- REQUIRED ACTION
Please give the listing again, word for word, with nothing left out.
Top of RECORD EXCERPTS
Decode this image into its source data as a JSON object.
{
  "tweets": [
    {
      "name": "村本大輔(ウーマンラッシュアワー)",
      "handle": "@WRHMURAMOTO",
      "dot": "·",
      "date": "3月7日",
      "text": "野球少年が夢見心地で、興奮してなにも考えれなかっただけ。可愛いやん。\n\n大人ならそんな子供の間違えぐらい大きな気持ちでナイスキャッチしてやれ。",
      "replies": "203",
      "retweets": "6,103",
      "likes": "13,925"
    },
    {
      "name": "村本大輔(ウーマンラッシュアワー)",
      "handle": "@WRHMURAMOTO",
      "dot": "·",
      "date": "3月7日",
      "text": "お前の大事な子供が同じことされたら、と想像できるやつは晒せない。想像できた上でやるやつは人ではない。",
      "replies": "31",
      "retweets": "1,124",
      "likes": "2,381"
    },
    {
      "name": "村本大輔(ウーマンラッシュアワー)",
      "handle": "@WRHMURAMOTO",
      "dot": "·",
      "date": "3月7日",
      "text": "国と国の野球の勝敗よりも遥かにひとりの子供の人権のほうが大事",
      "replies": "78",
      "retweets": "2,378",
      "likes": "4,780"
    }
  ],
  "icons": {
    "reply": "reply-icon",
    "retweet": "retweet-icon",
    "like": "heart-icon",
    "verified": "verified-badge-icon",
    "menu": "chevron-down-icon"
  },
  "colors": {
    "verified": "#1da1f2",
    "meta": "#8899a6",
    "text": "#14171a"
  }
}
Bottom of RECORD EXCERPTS
- RESULT FOR THIS TASK
Decode this image into its source data as a JSON object.
{
  "tweets": [
    {
      "name": "村本大輔(ウーマンラッシュアワー)",
      "handle": "@WRHMURAMOTO",
      "dot": "·",
      "date": "3月7日",
      "text": "野球少年が夢見心地で、興奮してなにも考えれなかっただけ。可愛いやん。\n\n大人ならそんな子供の間違えぐらい大きな気持ちでナイスキャッチしてやれ。",
      "replies": "203",
      "retweets": "6,103",
      "likes": "13,925"
    },
    {
      "name": "村本大輔(ウーマンラッシュアワー)",
      "handle": "@WRHMURAMOTO",
      "dot": "·",
      "date": "3月7日",
      "text": "お前の大事な子供が同じことされたら、と想像できるやつは晒せない。想像できた上でやるやつは人ではない。",
      "replies": "31",
      "retweets": "1,124",
      "likes": "2,381"
    },
    {
      "name": "村本大輔(ウーマンラッシュアワー)",
      "handle": "@WRHMURAMOTO",
      "dot": "·",
      "date": "3月7日",
      "text": "国と国の野球の勝敗よりも遥かにひとりの子供の人権のほうが大事",
      "replies": "78",
      "retweets": "2,378",
      "likes": "4,780"
    }
  ],
  "icons": {
    "reply": "reply-icon",
    "retweet": "retweet-icon",
    "like": "heart-icon",
    "verified": "verified-badge-icon",
    "menu": "chevron-down-icon"
  },
  "colors": {
    "verified": "#1da1f2",
    "meta": "#8899a6",
    "text": "#14171a"
  }
}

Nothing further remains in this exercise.